What you return must match the records below exactly, apart from the omitted pictures.

_ _ _ _ _

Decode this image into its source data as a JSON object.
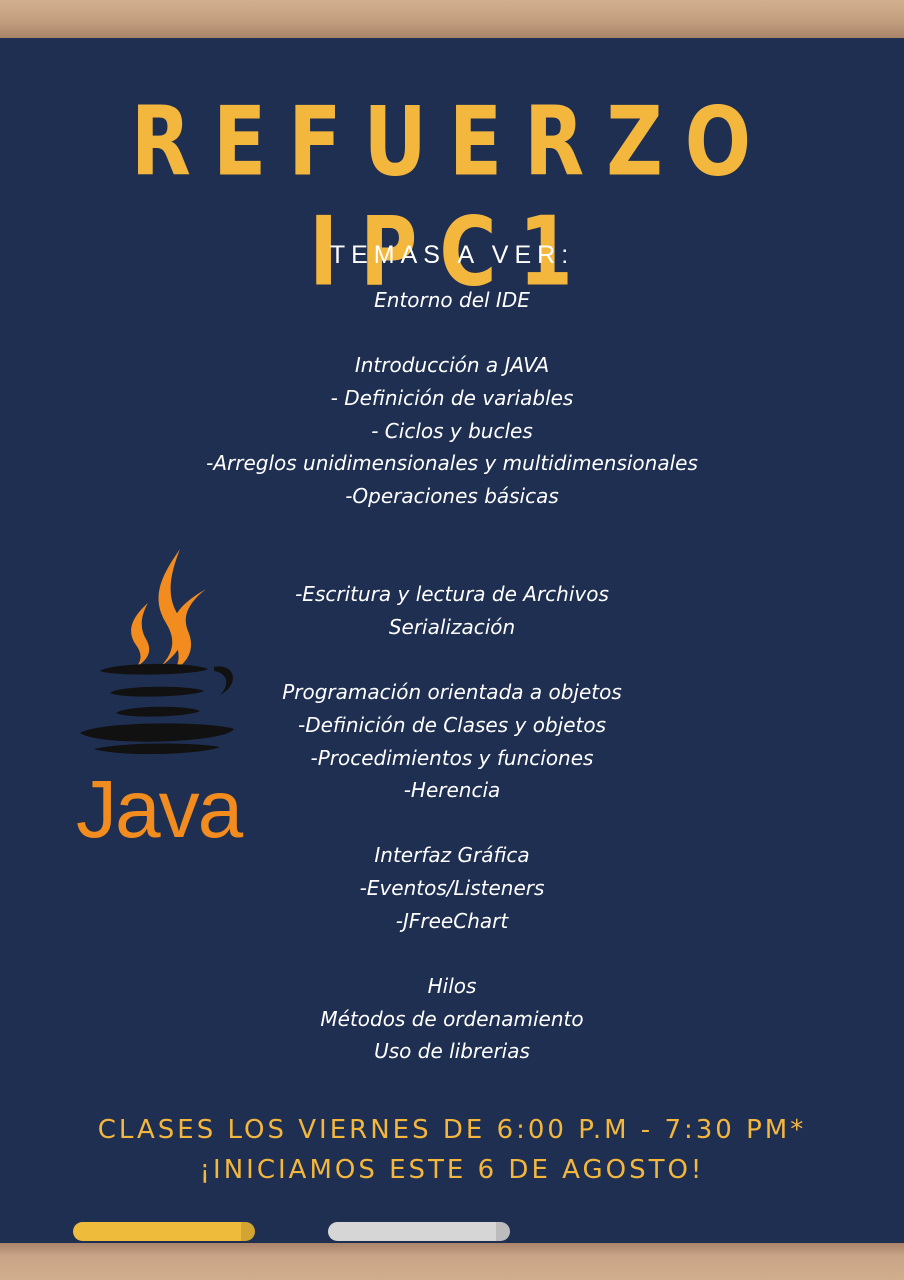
{
  "poster": {
    "title": "REFUERZO IPC1",
    "subtitle": "TEMAS A VER:",
    "topics": [
      "Entorno del IDE",
      "Introducción a JAVA",
      "- Definición de variables",
      "- Ciclos y bucles",
      "-Arreglos unidimensionales y multidimensionales",
      "-Operaciones básicas",
      "-Escritura y lectura de Archivos",
      "Serialización",
      "Programación orientada a objetos",
      "-Definición de Clases y objetos",
      "-Procedimientos y funciones",
      "-Herencia",
      "Interfaz Gráfica",
      "-Eventos/Listeners",
      "-JFreeChart",
      "Hilos",
      "Métodos de ordenamiento",
      "Uso de librerias"
    ],
    "schedule": "CLASES LOS VIERNES DE 6:00 P.M - 7:30 PM*",
    "start": "¡INICIAMOS ESTE 6 DE AGOSTO!",
    "logo": {
      "wordmark": "Java",
      "icon": "java-coffee-cup-icon",
      "color": "#f28c1e"
    }
  },
  "colors": {
    "board": "#1f2f51",
    "accent": "#f4b73e",
    "text": "#ffffff",
    "frame": "#c9a487"
  }
}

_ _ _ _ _

* **RESPONSE TO THIS TASK**:
Decode this image into its source data as a JSON object.
{
  "poster": {
    "title": "REFUERZO IPC1",
    "subtitle": "TEMAS A VER:",
    "topics": [
      "Entorno del IDE",
      "Introducción a JAVA",
      "- Definición de variables",
      "- Ciclos y bucles",
      "-Arreglos unidimensionales y multidimensionales",
      "-Operaciones básicas",
      "-Escritura y lectura de Archivos",
      "Serialización",
      "Programación orientada a objetos",
      "-Definición de Clases y objetos",
      "-Procedimientos y funciones",
      "-Herencia",
      "Interfaz Gráfica",
      "-Eventos/Listeners",
      "-JFreeChart",
      "Hilos",
      "Métodos de ordenamiento",
      "Uso de librerias"
    ],
    "schedule": "CLASES LOS VIERNES DE 6:00 P.M - 7:30 PM*",
    "start": "¡INICIAMOS ESTE 6 DE AGOSTO!",
    "logo": {
      "wordmark": "Java",
      "icon": "java-coffee-cup-icon",
      "color": "#f28c1e"
    }
  },
  "colors": {
    "board": "#1f2f51",
    "accent": "#f4b73e",
    "text": "#ffffff",
    "frame": "#c9a487"
  }
}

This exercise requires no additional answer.